Look below for the line that has "Transcribe this image's". Set down the lines from there through the line that has "Convert this screenshot", exactly as written.

## Data extracted from a collection
=== Section Start ===
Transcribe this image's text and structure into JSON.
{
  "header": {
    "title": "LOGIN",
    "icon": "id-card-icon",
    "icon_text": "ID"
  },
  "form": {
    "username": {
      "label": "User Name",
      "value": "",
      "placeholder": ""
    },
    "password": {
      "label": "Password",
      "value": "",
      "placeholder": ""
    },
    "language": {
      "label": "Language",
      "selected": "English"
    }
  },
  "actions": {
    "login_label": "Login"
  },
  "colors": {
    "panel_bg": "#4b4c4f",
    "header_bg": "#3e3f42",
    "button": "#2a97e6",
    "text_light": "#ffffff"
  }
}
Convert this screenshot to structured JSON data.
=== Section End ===
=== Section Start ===
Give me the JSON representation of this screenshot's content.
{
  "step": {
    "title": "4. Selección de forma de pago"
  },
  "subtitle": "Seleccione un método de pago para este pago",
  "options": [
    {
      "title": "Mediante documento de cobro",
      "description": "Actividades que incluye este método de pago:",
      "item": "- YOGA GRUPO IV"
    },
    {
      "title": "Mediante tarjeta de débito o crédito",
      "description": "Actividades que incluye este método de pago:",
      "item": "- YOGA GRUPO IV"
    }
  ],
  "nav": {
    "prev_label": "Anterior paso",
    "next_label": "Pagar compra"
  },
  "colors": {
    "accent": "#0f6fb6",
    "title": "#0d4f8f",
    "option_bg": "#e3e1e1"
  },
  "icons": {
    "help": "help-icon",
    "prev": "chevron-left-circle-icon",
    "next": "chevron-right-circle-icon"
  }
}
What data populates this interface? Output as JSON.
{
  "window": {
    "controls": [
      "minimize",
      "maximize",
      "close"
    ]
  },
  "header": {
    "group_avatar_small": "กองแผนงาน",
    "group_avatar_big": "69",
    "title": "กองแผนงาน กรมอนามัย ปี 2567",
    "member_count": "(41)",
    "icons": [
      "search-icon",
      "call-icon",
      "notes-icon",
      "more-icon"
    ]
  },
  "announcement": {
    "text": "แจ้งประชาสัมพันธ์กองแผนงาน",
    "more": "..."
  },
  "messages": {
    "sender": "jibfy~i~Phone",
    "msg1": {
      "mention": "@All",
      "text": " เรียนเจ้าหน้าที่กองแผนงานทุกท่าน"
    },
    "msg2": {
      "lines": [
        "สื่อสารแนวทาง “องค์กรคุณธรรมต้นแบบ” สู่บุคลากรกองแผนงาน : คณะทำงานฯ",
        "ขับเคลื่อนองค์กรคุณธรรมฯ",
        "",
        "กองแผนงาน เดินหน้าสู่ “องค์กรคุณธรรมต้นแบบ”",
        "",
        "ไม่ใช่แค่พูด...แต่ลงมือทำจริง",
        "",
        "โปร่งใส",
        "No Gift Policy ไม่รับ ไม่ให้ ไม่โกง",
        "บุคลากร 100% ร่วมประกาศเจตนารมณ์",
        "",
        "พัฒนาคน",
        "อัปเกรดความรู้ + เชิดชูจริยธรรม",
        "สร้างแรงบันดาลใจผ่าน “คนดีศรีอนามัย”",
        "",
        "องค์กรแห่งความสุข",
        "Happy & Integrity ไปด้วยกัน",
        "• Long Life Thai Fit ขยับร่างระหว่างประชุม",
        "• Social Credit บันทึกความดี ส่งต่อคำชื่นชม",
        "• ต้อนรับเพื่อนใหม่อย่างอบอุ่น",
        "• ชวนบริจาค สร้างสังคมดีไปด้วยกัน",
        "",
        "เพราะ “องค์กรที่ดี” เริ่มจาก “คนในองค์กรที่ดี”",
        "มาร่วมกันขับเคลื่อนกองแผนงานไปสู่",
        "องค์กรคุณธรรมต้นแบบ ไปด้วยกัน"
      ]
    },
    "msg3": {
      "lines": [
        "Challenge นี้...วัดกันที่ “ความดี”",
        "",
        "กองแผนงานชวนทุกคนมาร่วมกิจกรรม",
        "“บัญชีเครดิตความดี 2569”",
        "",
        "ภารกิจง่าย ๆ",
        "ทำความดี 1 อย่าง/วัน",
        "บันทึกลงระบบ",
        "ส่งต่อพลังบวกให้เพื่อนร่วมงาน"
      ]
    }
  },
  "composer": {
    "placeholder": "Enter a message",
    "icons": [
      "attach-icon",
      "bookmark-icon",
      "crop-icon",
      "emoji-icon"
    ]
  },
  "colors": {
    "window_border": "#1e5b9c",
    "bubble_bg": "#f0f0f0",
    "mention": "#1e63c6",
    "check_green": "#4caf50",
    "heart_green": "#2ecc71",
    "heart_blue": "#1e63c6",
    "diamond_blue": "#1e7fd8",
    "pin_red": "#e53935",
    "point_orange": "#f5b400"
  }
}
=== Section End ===
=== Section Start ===
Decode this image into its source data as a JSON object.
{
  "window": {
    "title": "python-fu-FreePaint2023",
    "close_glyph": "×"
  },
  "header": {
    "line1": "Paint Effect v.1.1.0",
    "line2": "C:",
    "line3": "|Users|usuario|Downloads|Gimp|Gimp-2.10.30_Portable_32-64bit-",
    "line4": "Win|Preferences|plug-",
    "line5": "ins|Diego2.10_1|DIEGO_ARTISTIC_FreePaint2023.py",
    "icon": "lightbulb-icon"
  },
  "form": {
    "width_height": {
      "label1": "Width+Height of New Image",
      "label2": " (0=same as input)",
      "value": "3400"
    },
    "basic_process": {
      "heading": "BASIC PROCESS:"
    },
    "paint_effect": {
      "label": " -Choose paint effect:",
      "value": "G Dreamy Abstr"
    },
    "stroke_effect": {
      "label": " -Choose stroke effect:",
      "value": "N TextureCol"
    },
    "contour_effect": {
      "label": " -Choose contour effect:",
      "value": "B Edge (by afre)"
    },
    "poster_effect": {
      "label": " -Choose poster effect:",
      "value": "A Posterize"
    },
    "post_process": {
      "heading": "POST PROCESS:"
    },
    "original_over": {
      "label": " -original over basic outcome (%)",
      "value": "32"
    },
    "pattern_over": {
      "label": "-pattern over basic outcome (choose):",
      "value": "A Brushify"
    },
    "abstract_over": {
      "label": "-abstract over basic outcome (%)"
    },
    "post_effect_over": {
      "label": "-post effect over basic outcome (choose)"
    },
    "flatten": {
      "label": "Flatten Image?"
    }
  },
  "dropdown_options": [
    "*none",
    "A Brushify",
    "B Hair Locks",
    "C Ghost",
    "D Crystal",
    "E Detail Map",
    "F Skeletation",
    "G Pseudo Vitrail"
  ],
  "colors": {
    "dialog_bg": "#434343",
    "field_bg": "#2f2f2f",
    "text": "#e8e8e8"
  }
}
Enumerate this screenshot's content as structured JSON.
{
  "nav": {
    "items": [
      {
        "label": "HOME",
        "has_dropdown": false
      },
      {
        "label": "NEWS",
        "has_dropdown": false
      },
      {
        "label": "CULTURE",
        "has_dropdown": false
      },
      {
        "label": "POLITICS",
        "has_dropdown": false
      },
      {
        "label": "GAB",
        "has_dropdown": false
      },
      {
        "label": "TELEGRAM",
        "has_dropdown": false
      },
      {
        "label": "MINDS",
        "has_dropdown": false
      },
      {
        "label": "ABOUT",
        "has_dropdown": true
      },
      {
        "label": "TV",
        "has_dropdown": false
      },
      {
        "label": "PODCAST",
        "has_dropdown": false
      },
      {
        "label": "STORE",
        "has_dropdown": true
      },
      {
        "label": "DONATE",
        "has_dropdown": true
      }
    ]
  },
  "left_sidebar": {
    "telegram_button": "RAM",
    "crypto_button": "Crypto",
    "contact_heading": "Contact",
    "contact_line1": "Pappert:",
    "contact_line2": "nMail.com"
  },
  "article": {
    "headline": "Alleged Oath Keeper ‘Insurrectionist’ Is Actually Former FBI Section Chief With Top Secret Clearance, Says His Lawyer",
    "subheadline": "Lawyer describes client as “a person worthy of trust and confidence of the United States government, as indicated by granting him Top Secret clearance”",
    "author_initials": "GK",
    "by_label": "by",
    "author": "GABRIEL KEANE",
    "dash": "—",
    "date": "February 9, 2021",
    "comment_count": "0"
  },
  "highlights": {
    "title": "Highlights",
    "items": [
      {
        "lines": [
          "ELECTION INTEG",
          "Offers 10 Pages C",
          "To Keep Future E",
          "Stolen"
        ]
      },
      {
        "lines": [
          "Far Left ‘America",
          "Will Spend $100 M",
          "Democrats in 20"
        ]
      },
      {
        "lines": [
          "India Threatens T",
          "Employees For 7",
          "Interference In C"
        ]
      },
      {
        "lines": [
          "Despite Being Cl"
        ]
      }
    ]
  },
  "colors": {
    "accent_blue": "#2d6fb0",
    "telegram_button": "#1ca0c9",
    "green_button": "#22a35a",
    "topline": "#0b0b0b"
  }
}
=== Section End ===
## Response to the exercise
Transcribe this image's text and structure into JSON.
{
  "header": {
    "title": "LOGIN",
    "icon": "id-card-icon",
    "icon_text": "ID"
  },
  "form": {
    "username": {
      "label": "User Name",
      "value": "",
      "placeholder": ""
    },
    "password": {
      "label": "Password",
      "value": "",
      "placeholder": ""
    },
    "language": {
      "label": "Language",
      "selected": "English"
    }
  },
  "actions": {
    "login_label": "Login"
  },
  "colors": {
    "panel_bg": "#4b4c4f",
    "header_bg": "#3e3f42",
    "button": "#2a97e6",
    "text_light": "#ffffff"
  }
}
Convert this screenshot to structured JSON data.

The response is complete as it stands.